= Task directions =
Using the records below, give the number of lines where the word "title" appears, with no further output.
★ ★ ★
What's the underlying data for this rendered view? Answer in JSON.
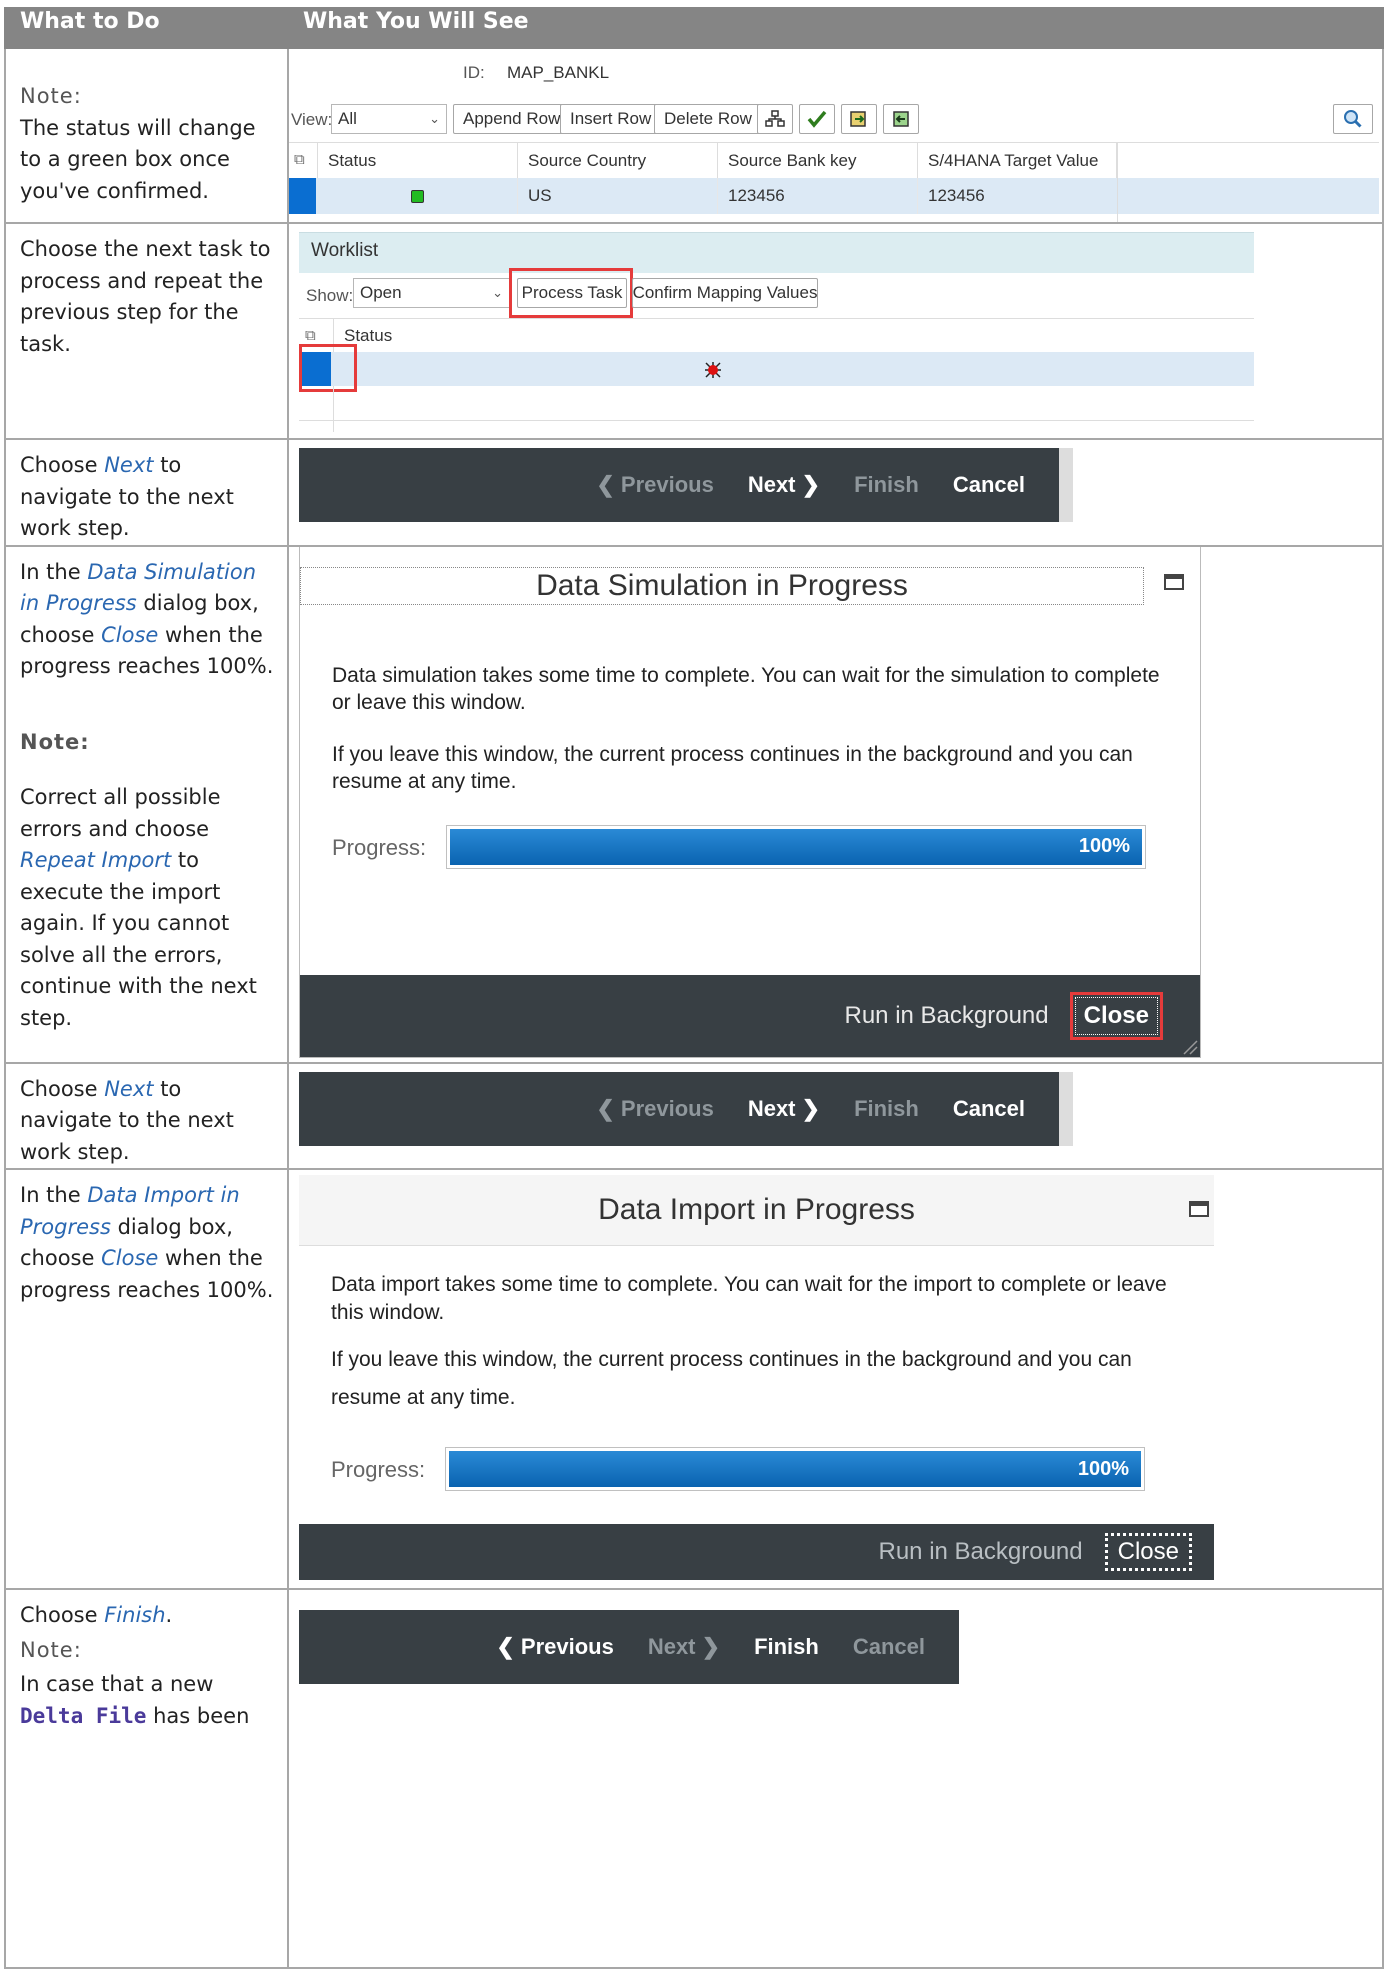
{
  "header": {
    "col1": "What to Do",
    "col2": "What You Will See"
  },
  "rows": {
    "r1": {
      "note_label": "Note:",
      "text": "The status will change to a green box once you've confirmed.",
      "ui": {
        "id_label": "ID:",
        "id_value": "MAP_BANKL",
        "view_label": "View:",
        "view_value": "All",
        "buttons": [
          "Append Row",
          "Insert Row",
          "Delete Row"
        ],
        "columns": [
          "Status",
          "Source Country",
          "Source Bank key",
          "S/4HANA Target Value"
        ],
        "row": {
          "country": "US",
          "bank_key": "123456",
          "target": "123456",
          "status_color": "#22bb22"
        }
      }
    },
    "r2": {
      "text": "Choose the next task to process and repeat the previous step for the task.",
      "ui": {
        "title": "Worklist",
        "show_label": "Show:",
        "show_value": "Open",
        "process_btn": "Process Task",
        "confirm_btn": "Confirm Mapping Values",
        "column": "Status",
        "status_color": "#dd1111"
      }
    },
    "r3": {
      "text_pre": "Choose ",
      "keyword": "Next",
      "text_post": " to navigate to the next work step.",
      "nav": {
        "previous": "Previous",
        "next": "Next",
        "finish": "Finish",
        "cancel": "Cancel"
      }
    },
    "r4": {
      "t1": "In the ",
      "k1": "Data Simulation in Progress",
      "t2": " dialog box, choose ",
      "k2": "Close",
      "t3": " when the progress reaches 100%.",
      "note_label": "Note:",
      "n1": "Correct all possible errors and choose ",
      "nk": "Repeat Import",
      "n2": " to execute the import again. If you cannot solve all the errors, continue with the next step.",
      "dialog": {
        "title": "Data Simulation in Progress",
        "p1": "Data simulation takes some time to complete. You can wait for the simulation to complete or leave this window.",
        "p2": "If you leave this window, the current process continues in the background and you can resume at any time.",
        "progress_label": "Progress:",
        "progress_value": "100%",
        "run_bg": "Run in Background",
        "close": "Close"
      }
    },
    "r5": {
      "text_pre": "Choose ",
      "keyword": "Next",
      "text_post": " to navigate to the next work step.",
      "nav": {
        "previous": "Previous",
        "next": "Next",
        "finish": "Finish",
        "cancel": "Cancel"
      }
    },
    "r6": {
      "t1": "In the ",
      "k1": "Data Import in Progress",
      "t2": " dialog box, choose ",
      "k2": "Close",
      "t3": " when the progress reaches 100%.",
      "dialog": {
        "title": "Data Import in Progress",
        "p1": "Data import takes some time to complete. You can wait for the import to complete or leave this window.",
        "p2": "If you leave this window, the current process continues in the background and you can resume at any time.",
        "progress_label": "Progress:",
        "progress_value": "100%",
        "run_bg": "Run in Background",
        "close": "Close"
      }
    },
    "r7": {
      "text_pre": "Choose ",
      "keyword": "Finish",
      "text_post": ".",
      "note_label": "Note:",
      "n1": "In case that a new ",
      "mono": "Delta File",
      "n2": " has been",
      "nav": {
        "previous": "Previous",
        "next": "Next",
        "finish": "Finish",
        "cancel": "Cancel"
      }
    }
  }
}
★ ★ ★
= Expected output =
3